By Pam Martens: April 18, 2013
The past week has delivered revelation after revelation suggesting that the foreclosure frauds perpetrated against the American homeowner by the too-big-to-fail (or prosecute) banks, have been deviously matched with a corrupted settlement that has members of Senate hearings shaking their heads in astonishment. Yesterday brought the latest example of Federal bank regulators serving as lapdogs of their charges.
The Senate Banking Committee’s Subcommittee on Housing, Transportation and Community Development held a hearing titled: “Helping Homeowners Harmed by Foreclosures: Ensuring Accountability and Transparency in Foreclosure Reviews, Part II.” Senator Merkley delivered the fireworks of the session.
Early this year, when the Office of the Comptroller of the Currency (OCC) and Federal Reserve Board (Fed) announced that they were abruptly halting the Independent Foreclosure Reviews they had ordered 13 banks and mortgage servicers to have conducted by independent consultants, the party line was that it was to bring more rapid restitution funds into the hands of potential victims of foreclosure abuse.
The settlement was to consist of $3.6 billion in cash being paid directly to more than 4 million aggrieved borrowers with another $5.7 billion in soft dollar assistance such as loan modifications, principal reduction and forgiveness of deficiency judgments.

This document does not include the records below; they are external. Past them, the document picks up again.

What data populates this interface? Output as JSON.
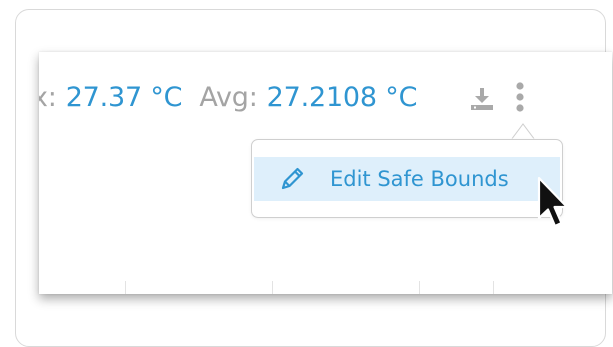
{
  "stats": {
    "max_label_fragment": "x:",
    "max_value": "27.37 °C",
    "avg_label": "Avg:",
    "avg_value": "27.2108 °C"
  },
  "icons": {
    "download": "download-icon",
    "more": "kebab-vertical-icon",
    "edit": "pencil-icon",
    "cursor": "mouse-pointer-icon"
  },
  "menu": {
    "items": [
      {
        "label": "Edit Safe Bounds",
        "icon": "pencil-icon",
        "hovered": true
      }
    ]
  },
  "colors": {
    "accent": "#2f95d1",
    "muted_text": "#a4a4a4",
    "icon_gray": "#a9a9a9",
    "menu_hover_bg": "#deeffb"
  }
}
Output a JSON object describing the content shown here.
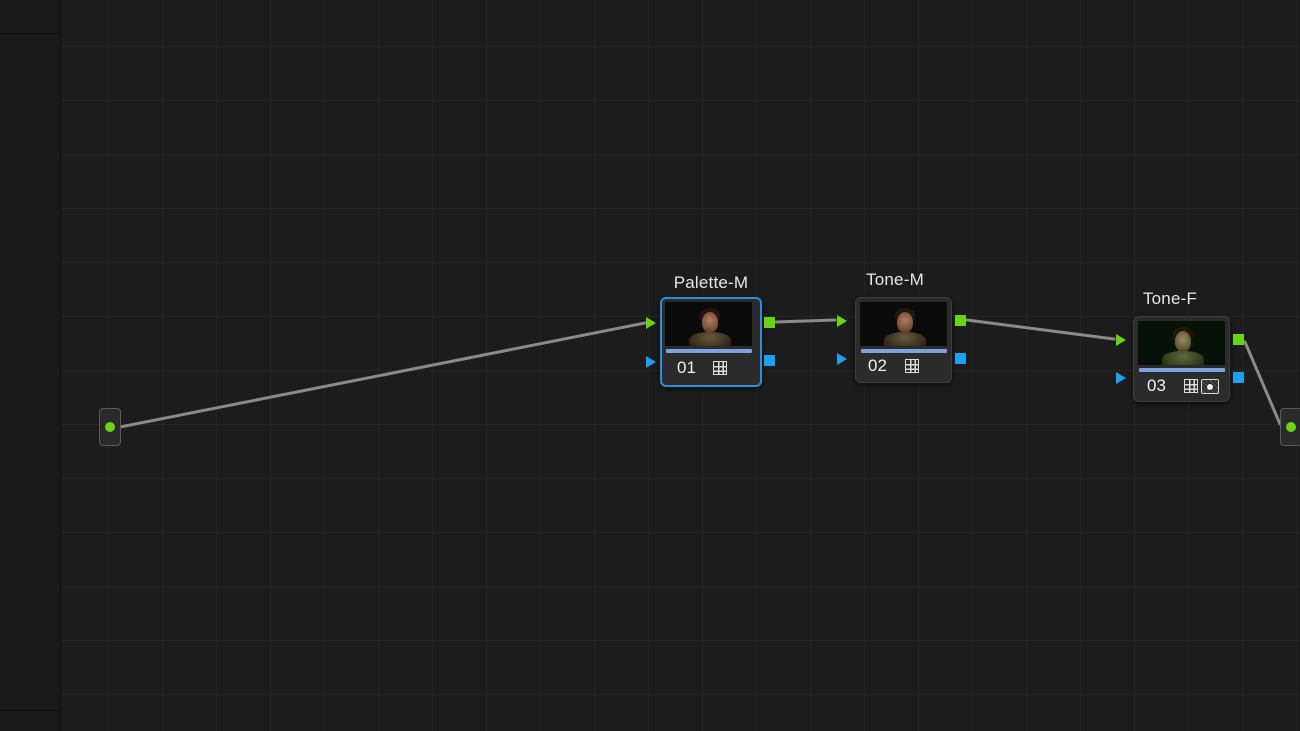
{
  "app": {
    "view": "node-editor"
  },
  "nodes": [
    {
      "id": "01",
      "label": "Palette-M",
      "number": "01",
      "selected": true,
      "icons": [
        "grid-icon"
      ]
    },
    {
      "id": "02",
      "label": "Tone-M",
      "number": "02",
      "selected": false,
      "icons": [
        "grid-icon"
      ]
    },
    {
      "id": "03",
      "label": "Tone-F",
      "number": "03",
      "selected": false,
      "icons": [
        "grid-icon",
        "camera-icon"
      ]
    }
  ],
  "connections": [
    {
      "from": "source-input",
      "to": "01"
    },
    {
      "from": "01",
      "to": "02"
    },
    {
      "from": "02",
      "to": "03"
    },
    {
      "from": "03",
      "to": "output"
    }
  ],
  "colors": {
    "rgb_port": "#6ad414",
    "alpha_port": "#1e9ff0",
    "selection": "#2d8ee0",
    "node_bar": "#7fa3de",
    "wire": "#8a8a8a"
  }
}
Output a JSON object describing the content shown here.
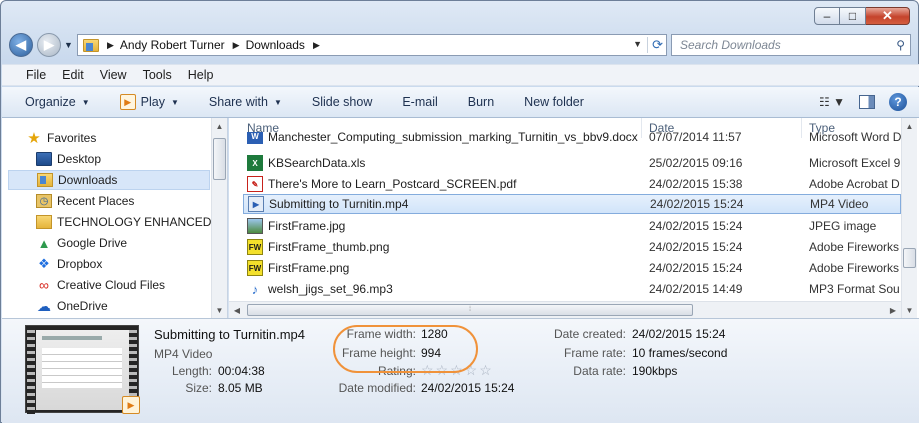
{
  "window": {
    "minimize": "–",
    "maximize": "□",
    "close": "✕"
  },
  "address": {
    "breadcrumb": [
      "Andy Robert Turner",
      "Downloads"
    ],
    "search_placeholder": "Search Downloads"
  },
  "menu": [
    "File",
    "Edit",
    "View",
    "Tools",
    "Help"
  ],
  "toolbar": {
    "organize": "Organize",
    "play": "Play",
    "share_with": "Share with",
    "slide_show": "Slide show",
    "email": "E-mail",
    "burn": "Burn",
    "new_folder": "New folder"
  },
  "sidebar": {
    "items": [
      {
        "label": "Favorites",
        "icon": "star-icon"
      },
      {
        "label": "Desktop",
        "icon": "desktop-icon"
      },
      {
        "label": "Downloads",
        "icon": "downloads-folder-icon"
      },
      {
        "label": "Recent Places",
        "icon": "recent-places-icon"
      },
      {
        "label": "TECHNOLOGY ENHANCED L",
        "icon": "folder-icon"
      },
      {
        "label": "Google Drive",
        "icon": "google-drive-icon"
      },
      {
        "label": "Dropbox",
        "icon": "dropbox-icon"
      },
      {
        "label": "Creative Cloud Files",
        "icon": "creative-cloud-icon"
      },
      {
        "label": "OneDrive",
        "icon": "onedrive-icon"
      }
    ]
  },
  "columns": {
    "name": "Name",
    "date": "Date",
    "type": "Type"
  },
  "files": [
    {
      "name": "Manchester_Computing_submission_marking_Turnitin_vs_bbv9.docx",
      "date": "07/07/2014 11:57",
      "type": "Microsoft Word D",
      "icon": "word-icon"
    },
    {
      "name": "KBSearchData.xls",
      "date": "25/02/2015 09:16",
      "type": "Microsoft Excel 9",
      "icon": "excel-icon"
    },
    {
      "name": "There's More to Learn_Postcard_SCREEN.pdf",
      "date": "24/02/2015 15:38",
      "type": "Adobe Acrobat D",
      "icon": "pdf-icon"
    },
    {
      "name": "Submitting to Turnitin.mp4",
      "date": "24/02/2015 15:24",
      "type": "MP4 Video",
      "icon": "video-icon"
    },
    {
      "name": "FirstFrame.jpg",
      "date": "24/02/2015 15:24",
      "type": "JPEG image",
      "icon": "image-icon"
    },
    {
      "name": "FirstFrame_thumb.png",
      "date": "24/02/2015 15:24",
      "type": "Adobe Fireworks",
      "icon": "fireworks-icon"
    },
    {
      "name": "FirstFrame.png",
      "date": "24/02/2015 15:24",
      "type": "Adobe Fireworks",
      "icon": "fireworks-icon"
    },
    {
      "name": "welsh_jigs_set_96.mp3",
      "date": "24/02/2015 14:49",
      "type": "MP3 Format Sou",
      "icon": "audio-icon"
    }
  ],
  "details": {
    "title": "Submitting to Turnitin.mp4",
    "type": "MP4 Video",
    "length_label": "Length:",
    "length": "00:04:38",
    "size_label": "Size:",
    "size": "8.05 MB",
    "frame_width_label": "Frame width:",
    "frame_width": "1280",
    "frame_height_label": "Frame height:",
    "frame_height": "994",
    "rating_label": "Rating:",
    "rating": "☆☆☆☆☆",
    "date_modified_label": "Date modified:",
    "date_modified": "24/02/2015 15:24",
    "date_created_label": "Date created:",
    "date_created": "24/02/2015 15:24",
    "frame_rate_label": "Frame rate:",
    "frame_rate": "10 frames/second",
    "data_rate_label": "Data rate:",
    "data_rate": "190kbps"
  },
  "colors": {
    "highlight": "#f0923a",
    "selection": "#d1e4fa"
  }
}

Yesterday’s bombshell, that the $5.7 billion may only amount to a paltry $12 million, was captured in this exchange at the hearing between Senator Jeff Merkley and Deborah Goldberg, Special Project Director of the National Fair Housing Alliance:
Senator Merkley: “In your testimony Ms. Goldberg, on page 10, you note that ‘on a loan with an unpaid balance of $500,000, a loan modification that provides any amount of principal reduction – be that $1,000, $10,000, or $100,000 – will yield $500,000 worth of credit for the servicer.’ It’s hard for anyone apart from this process to truly believe that if you do a $1,000 reduction you get $500,000 credit. Yet, are you saying absolutely that’s the way it works?”
Ms. Goldberg: “That’s what it says in the settlement…”
Senator Merkley: “Well, I’d just like to point out that the roughly $6 billion in soft money that’s in the settlement, at that 500 to 1 rate, that is reduced down to $12 million. Six billion goes to $12 million. That’s a vast difference. Now you’ve pointed out Ms. Goldberg that this creates a pure incentive to do reductions on large loans. Now I live in a working class neighborhood, 3-bedroom ranch houses. There are no $500,000 mortgages where I live ‘cause there’s no $500,000 houses. So your point in your testimony is that working class communities, certainly communities of color, there’s an incentive to kind of bypass them. Why would the Fed and the OCC agree to a structure that allows a 500 to 1 or more, for that matter…why would they agree to such a fictitious form of accounting and a structure that incentivizes the bypassing of working Americans in this whole process.”
Ms. Goldberg: “I think that’s an excellent question Senator Merkley. I’m afraid I can’t answer it. It would be a good question to ask them to explain.”
There are multiple reasons to believe that the banks, with the sycophantic regulators in tow, have gamed the system with this settlement. As we reported last week, Senator Elizabeth Warren delivered the bombshell in last week’s Senate hearing that the banks themselves were allowed to determine the potential number of harmed borrowers and classify them into categories of harm – thus effectively determining the monetary payments.
There is also the fact that mortgage servicers are paid fees based on the balance of the mortgage. A $500,000 loan reduced by just $1,000 would deliver more ongoing fees to the banks than a reduction of $50,000.
In an April 19, 2012 speech on reviving homeownership before a conference in Los Angeles, the current Comptroller of the Currency, Thomas Curry promised the following:
“These enforcement actions are intended not only to fix the parts of the process that were broken, but also to compensate borrowers harmed financially by the deficient practices identified in the OCC’s orders. This will be a long and expensive process for the banks and thrifts involved, and it will require a great deal of work on the part of the agencies to ensure that it is done correctly. But the steps we are taking are absolutely necessary to restore faith in the system.”
Many of the first checks issued under this corrupted process have bounced. Faith in the system is also bouncing toward zero. It’s time for the U.S. Senate to stop looking astonished and start issuing subpoenas.
Banks covered under this agreement include: Aurora, Bank of America, Citibank, Goldman Sachs, HSBC, JPMorgan Chase, MetLife Bank, Morgan Stanley, PNC, Sovereign, SunTrust, U.S. Bank, and Wells Fargo.
Four mortgage servicers did not settle and the foreclosure reviews are continuing. Those institutions are: GMAC, Financial Freedom, Everbank/EverHome Mortgage Company and OneWest Bank/IndyMac Mortgage Services.